A true mosaic

by YES! Staff

More than 4,500 Guilford County residents came out to Festival Park in downtown Greensboro this weekend for the Mosaic Festival, put on by Church World Services to celebrate the international community at the intersection of food, music and art.

The day saw cuisine from 14 countries, including South Korea, Bhutan, the Congo and Iran. Entertainment came from the cultures of Senegal, Vietnam, India, Nepal, Mexico and Spain, to name a few. There were talking drums, dancing children, colorful costumes, native crafts. For those who came out, it was one of the best outdoor festivals downtown Greensboro has seen, a fitting song to a city that has in the last decade become an international hub.

More than 140 languages are spoken by students at Guilford County schools. More than half of the babies born in the county last year were designated as “minorities.” Ten percent of Guilford County residents were born in countries other than this one.

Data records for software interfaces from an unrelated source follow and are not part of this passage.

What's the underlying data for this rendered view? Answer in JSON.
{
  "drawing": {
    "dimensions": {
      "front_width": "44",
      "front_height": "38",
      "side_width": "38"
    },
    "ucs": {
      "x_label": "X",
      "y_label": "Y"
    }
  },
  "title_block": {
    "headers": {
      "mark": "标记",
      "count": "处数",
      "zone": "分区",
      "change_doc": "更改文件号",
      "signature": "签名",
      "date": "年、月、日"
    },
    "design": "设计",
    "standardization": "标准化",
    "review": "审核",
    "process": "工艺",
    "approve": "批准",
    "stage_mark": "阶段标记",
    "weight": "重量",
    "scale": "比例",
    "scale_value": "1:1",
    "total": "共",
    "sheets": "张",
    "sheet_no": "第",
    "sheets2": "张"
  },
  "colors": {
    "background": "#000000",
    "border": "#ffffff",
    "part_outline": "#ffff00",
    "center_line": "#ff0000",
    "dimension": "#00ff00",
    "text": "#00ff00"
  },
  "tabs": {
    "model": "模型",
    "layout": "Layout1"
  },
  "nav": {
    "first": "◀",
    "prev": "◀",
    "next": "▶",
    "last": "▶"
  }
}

Greensboro has become a cosmopolitan,  international city. You can see it in the schools.

Greensboro has become a cosmopolitan, international city. You can see it in the schools.

You can see it in the neighborhoods.

You can see it in the restaurants.

You can see it in the neighborhoods. You can see it in the restaurants.

CWS has a front-row  seat for this transformation. The organization provides “comprehensive resettlement services” to newly arrived immigrants in the county, ranging from healthcare to job skills to basic acculturation. The festival is a way to spotlight the things these people bring to the multicultural stew that the city has become.

This is nothing new, of course. The United States is a nation of immigrants, each wave bringing with it ideas, experiences and aspirations that further define what it means to be an American.

Most striking out there in the sunshine, with the smells from the cooking fires mingling in the warm air with the sounds of hand drums and exotic strings, was the sense of community shared by people from nations the world over, and the fact that this sea of skin tones and amalgamation of languages is who we are.

And we suspect that not everyone knows just how multicultural this place has become — particularly if your experience in the city is limited to downtown and a few select shops, restaurants and neighborhoods. It would be a simple thing to convince oneself that Greensboro has not changed much in the last 15 years; familiarity breeds insularity. And we suppose there are some who would prefer if the Greensboro of today more closely resembled the city as it was in generations past.

But those of us out there on Saturday afternoon reveled in the reality of the city we have become: diverse, culturally rich, modern and, in a fundamental way, American.

YES! Weekly chooses to exercise its right to express editorial opinion in our publication. In fact we cherish it, considering opinion to be a vital component of any publication. The viewpoints expressed represent a consensus of the YES! Weekly editorial staff, achieved through much deliberation and consideration .